> [Work order]:
Word for word, restate the entries below and exclude every image.

[Web page and app entries]

────────────────────────────────────────

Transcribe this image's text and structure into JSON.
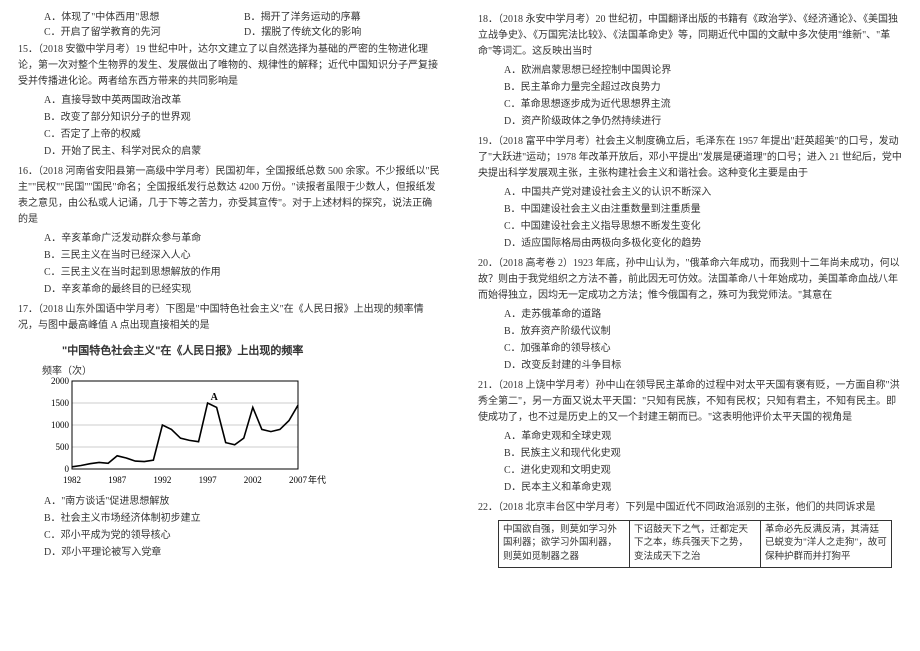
{
  "left": {
    "q14": {
      "optA": "A．体现了\"中体西用\"思想",
      "optB": "B．揭开了洋务运动的序幕",
      "optC": "C．开启了留学教育的先河",
      "optD": "D．摆脱了传统文化的影响"
    },
    "q15": {
      "stem": "15．（2018 安徽中学月考）19 世纪中叶，达尔文建立了以自然选择为基础的严密的生物进化理论，第一次对整个生物界的发生、发展做出了唯物的、规律性的解释；近代中国知识分子严复接受并传播进化论。两者给东西方带来的共同影响是",
      "optA": "A．直接导致中英两国政治改革",
      "optB": "B．改变了部分知识分子的世界观",
      "optC": "C．否定了上帝的权威",
      "optD": "D．开始了民主、科学对民众的启蒙"
    },
    "q16": {
      "stem": "16．（2018 河南省安阳县第一高级中学月考）民国初年，全国报纸总数 500 余家。不少报纸以\"民主\"\"民权\"\"民国\"\"国民\"命名；全国报纸发行总数达 4200 万份。\"读报者虽限于少数人，但报纸发表之意见，由公私或人记诵，几于下等之苦力，亦受其宣传\"。对于上述材料的探究，说法正确的是",
      "optA": "A．辛亥革命广泛发动群众参与革命",
      "optB": "B．三民主义在当时已经深入人心",
      "optC": "C．三民主义在当时起到思想解放的作用",
      "optD": "D．辛亥革命的最终目的已经实现"
    },
    "q17": {
      "stem": "17．（2018 山东外国语中学月考）下图是\"中国特色社会主义\"在《人民日报》上出现的频率情况，与图中最高峰值 A 点出现直接相关的是",
      "optA": "A．\"南方谈话\"促进思想解放",
      "optB": "B．社会主义市场经济体制初步建立",
      "optC": "C．邓小平成为党的领导核心",
      "optD": "D．邓小平理论被写入党章"
    }
  },
  "right": {
    "q18": {
      "stem": "18．（2018 永安中学月考）20 世纪初，中国翻译出版的书籍有《政治学》、《经济通论》、《美国独立战争史》、《万国宪法比较》、《法国革命史》等，同期近代中国的文献中多次使用\"维新\"、\"革命\"等词汇。这反映出当时",
      "optA": "A．欧洲启蒙思想已经控制中国舆论界",
      "optB": "B．民主革命力量完全超过改良势力",
      "optC": "C．革命思想逐步成为近代思想界主流",
      "optD": "D．资产阶级政体之争仍然持续进行"
    },
    "q19": {
      "stem": "19．（2018 富平中学月考）社会主义制度确立后，毛泽东在 1957 年提出\"赶英超美\"的口号，发动了\"大跃进\"运动；1978 年改革开放后，邓小平提出\"发展是硬道理\"的口号；进入 21 世纪后，党中央提出科学发展观主张，主张构建社会主义和谐社会。这种变化主要是由于",
      "optA": "A．中国共产党对建设社会主义的认识不断深入",
      "optB": "B．中国建设社会主义由注重数量到注重质量",
      "optC": "C．中国建设社会主义指导思想不断发生变化",
      "optD": "D．适应国际格局由两极向多极化变化的趋势"
    },
    "q20": {
      "stem": "20．（2018 高考卷 2）1923 年底，孙中山认为，\"俄革命六年成功，而我则十二年尚未成功，何以故？则由于我党组织之方法不善，前此因无可仿效。法国革命八十年始成功，美国革命血战八年而始得独立，因均无一定成功之方法；惟今俄国有之，殊可为我党师法。\"其意在",
      "optA": "A．走苏俄革命的道路",
      "optB": "B．放弃资产阶级代议制",
      "optC": "C．加强革命的领导核心",
      "optD": "D．改变反封建的斗争目标"
    },
    "q21": {
      "stem": "21．（2018 上饶中学月考）孙中山在领导民主革命的过程中对太平天国有褒有贬，一方面自称\"洪秀全第二\"，另一方面又说太平天国：\"只知有民族，不知有民权；只知有君主，不知有民主。即使成功了，也不过是历史上的又一个封建王朝而已。\"这表明他评价太平天国的视角是",
      "optA": "A．革命史观和全球史观",
      "optB": "B．民族主义和现代化史观",
      "optC": "C．进化史观和文明史观",
      "optD": "D．民本主义和革命史观"
    },
    "q22": {
      "stem": "22．（2018 北京丰台区中学月考）下列是中国近代不同政治派别的主张，他们的共同诉求是",
      "table": [
        "中国欲自强，则莫如学习外国利器；欲学习外国利器，则莫如觅制器之器",
        "下诏鼓天下之气，迁都定天下之本，练兵强天下之势，变法成天下之治",
        "革命必先反满反清，其清廷已蜕变为\"洋人之走狗\"，故可保种护群而并打狗平"
      ]
    }
  },
  "chart_data": {
    "type": "line",
    "title": "\"中国特色社会主义\"在《人民日报》上出现的频率",
    "ylabel": "频率（次）",
    "xlabel": "年代",
    "x": [
      1982,
      1983,
      1984,
      1985,
      1986,
      1987,
      1988,
      1989,
      1990,
      1991,
      1992,
      1993,
      1994,
      1995,
      1996,
      1997,
      1998,
      1999,
      2000,
      2001,
      2002,
      2003,
      2004,
      2005,
      2006,
      2007
    ],
    "y": [
      50,
      80,
      120,
      150,
      130,
      300,
      250,
      180,
      170,
      200,
      1000,
      900,
      700,
      650,
      620,
      1500,
      1400,
      600,
      550,
      700,
      1400,
      900,
      850,
      900,
      1100,
      1450
    ],
    "yticks": [
      0,
      500,
      1000,
      1500,
      2000
    ],
    "xticks": [
      1982,
      1987,
      1992,
      1997,
      2002,
      2007
    ],
    "annotation": {
      "label": "A",
      "x": 1997,
      "y": 1500
    }
  }
}
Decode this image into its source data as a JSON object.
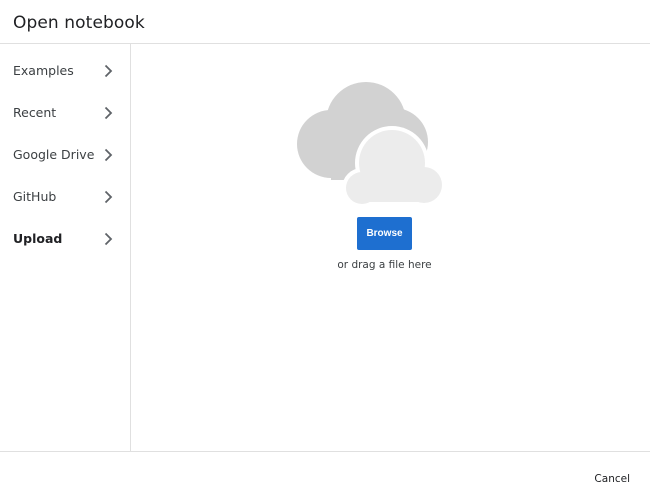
{
  "dialog": {
    "title": "Open notebook"
  },
  "sidebar": {
    "items": [
      {
        "label": "Examples",
        "icon": "chevron-right-icon"
      },
      {
        "label": "Recent",
        "icon": "chevron-right-icon"
      },
      {
        "label": "Google Drive",
        "icon": "chevron-right-icon"
      },
      {
        "label": "GitHub",
        "icon": "chevron-right-icon"
      },
      {
        "label": "Upload",
        "icon": "chevron-right-icon",
        "active": true
      }
    ]
  },
  "upload": {
    "illustration": "cloud-icon",
    "browse_label": "Browse",
    "drag_text": "or drag a file here",
    "accent_color": "#1e6fd0"
  },
  "footer": {
    "cancel_label": "Cancel"
  }
}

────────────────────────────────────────

> [Result of the task]:
Transcribe this image's text and structure into JSON.
{
  "left": {
    "q14": {
      "optA": "A．体现了\"中体西用\"思想",
      "optB": "B．揭开了洋务运动的序幕",
      "optC": "C．开启了留学教育的先河",
      "optD": "D．摆脱了传统文化的影响"
    },
    "q15": {
      "stem": "15．（2018 安徽中学月考）19 世纪中叶，达尔文建立了以自然选择为基础的严密的生物进化理论，第一次对整个生物界的发生、发展做出了唯物的、规律性的解释；近代中国知识分子严复接受并传播进化论。两者给东西方带来的共同影响是",
      "optA": "A．直接导致中英两国政治改革",
      "optB": "B．改变了部分知识分子的世界观",
      "optC": "C．否定了上帝的权威",
      "optD": "D．开始了民主、科学对民众的启蒙"
    },
    "q16": {
      "stem": "16．（2018 河南省安阳县第一高级中学月考）民国初年，全国报纸总数 500 余家。不少报纸以\"民主\"\"民权\"\"民国\"\"国民\"命名；全国报纸发行总数达 4200 万份。\"读报者虽限于少数人，但报纸发表之意见，由公私或人记诵，几于下等之苦力，亦受其宣传\"。对于上述材料的探究，说法正确的是",
      "optA": "A．辛亥革命广泛发动群众参与革命",
      "optB": "B．三民主义在当时已经深入人心",
      "optC": "C．三民主义在当时起到思想解放的作用",
      "optD": "D．辛亥革命的最终目的已经实现"
    },
    "q17": {
      "stem": "17．（2018 山东外国语中学月考）下图是\"中国特色社会主义\"在《人民日报》上出现的频率情况，与图中最高峰值 A 点出现直接相关的是",
      "optA": "A．\"南方谈话\"促进思想解放",
      "optB": "B．社会主义市场经济体制初步建立",
      "optC": "C．邓小平成为党的领导核心",
      "optD": "D．邓小平理论被写入党章"
    }
  },
  "right": {
    "q18": {
      "stem": "18．（2018 永安中学月考）20 世纪初，中国翻译出版的书籍有《政治学》、《经济通论》、《美国独立战争史》、《万国宪法比较》、《法国革命史》等，同期近代中国的文献中多次使用\"维新\"、\"革命\"等词汇。这反映出当时",
      "optA": "A．欧洲启蒙思想已经控制中国舆论界",
      "optB": "B．民主革命力量完全超过改良势力",
      "optC": "C．革命思想逐步成为近代思想界主流",
      "optD": "D．资产阶级政体之争仍然持续进行"
    },
    "q19": {
      "stem": "19．（2018 富平中学月考）社会主义制度确立后，毛泽东在 1957 年提出\"赶英超美\"的口号，发动了\"大跃进\"运动；1978 年改革开放后，邓小平提出\"发展是硬道理\"的口号；进入 21 世纪后，党中央提出科学发展观主张，主张构建社会主义和谐社会。这种变化主要是由于",
      "optA": "A．中国共产党对建设社会主义的认识不断深入",
      "optB": "B．中国建设社会主义由注重数量到注重质量",
      "optC": "C．中国建设社会主义指导思想不断发生变化",
      "optD": "D．适应国际格局由两极向多极化变化的趋势"
    },
    "q20": {
      "stem": "20．（2018 高考卷 2）1923 年底，孙中山认为，\"俄革命六年成功，而我则十二年尚未成功，何以故？则由于我党组织之方法不善，前此因无可仿效。法国革命八十年始成功，美国革命血战八年而始得独立，因均无一定成功之方法；惟今俄国有之，殊可为我党师法。\"其意在",
      "optA": "A．走苏俄革命的道路",
      "optB": "B．放弃资产阶级代议制",
      "optC": "C．加强革命的领导核心",
      "optD": "D．改变反封建的斗争目标"
    },
    "q21": {
      "stem": "21．（2018 上饶中学月考）孙中山在领导民主革命的过程中对太平天国有褒有贬，一方面自称\"洪秀全第二\"，另一方面又说太平天国：\"只知有民族，不知有民权；只知有君主，不知有民主。即使成功了，也不过是历史上的又一个封建王朝而已。\"这表明他评价太平天国的视角是",
      "optA": "A．革命史观和全球史观",
      "optB": "B．民族主义和现代化史观",
      "optC": "C．进化史观和文明史观",
      "optD": "D．民本主义和革命史观"
    },
    "q22": {
      "stem": "22．（2018 北京丰台区中学月考）下列是中国近代不同政治派别的主张，他们的共同诉求是",
      "table": [
        "中国欲自强，则莫如学习外国利器；欲学习外国利器，则莫如觅制器之器",
        "下诏鼓天下之气，迁都定天下之本，练兵强天下之势，变法成天下之治",
        "革命必先反满反清，其清廷已蜕变为\"洋人之走狗\"，故可保种护群而并打狗平"
      ]
    }
  },
  "chart_data": {
    "type": "line",
    "title": "\"中国特色社会主义\"在《人民日报》上出现的频率",
    "ylabel": "频率（次）",
    "xlabel": "年代",
    "x": [
      1982,
      1983,
      1984,
      1985,
      1986,
      1987,
      1988,
      1989,
      1990,
      1991,
      1992,
      1993,
      1994,
      1995,
      1996,
      1997,
      1998,
      1999,
      2000,
      2001,
      2002,
      2003,
      2004,
      2005,
      2006,
      2007
    ],
    "y": [
      50,
      80,
      120,
      150,
      130,
      300,
      250,
      180,
      170,
      200,
      1000,
      900,
      700,
      650,
      620,
      1500,
      1400,
      600,
      550,
      700,
      1400,
      900,
      850,
      900,
      1100,
      1450
    ],
    "yticks": [
      0,
      500,
      1000,
      1500,
      2000
    ],
    "xticks": [
      1982,
      1987,
      1992,
      1997,
      2002,
      2007
    ],
    "annotation": {
      "label": "A",
      "x": 1997,
      "y": 1500
    }
  }
}
Decode this image into its source data as a JSON object.
{
  "dialog": {
    "title": "Open notebook"
  },
  "sidebar": {
    "items": [
      {
        "label": "Examples",
        "icon": "chevron-right-icon"
      },
      {
        "label": "Recent",
        "icon": "chevron-right-icon"
      },
      {
        "label": "Google Drive",
        "icon": "chevron-right-icon"
      },
      {
        "label": "GitHub",
        "icon": "chevron-right-icon"
      },
      {
        "label": "Upload",
        "icon": "chevron-right-icon",
        "active": true
      }
    ]
  },
  "upload": {
    "illustration": "cloud-icon",
    "browse_label": "Browse",
    "drag_text": "or drag a file here",
    "accent_color": "#1e6fd0"
  },
  "footer": {
    "cancel_label": "Cancel"
  }
}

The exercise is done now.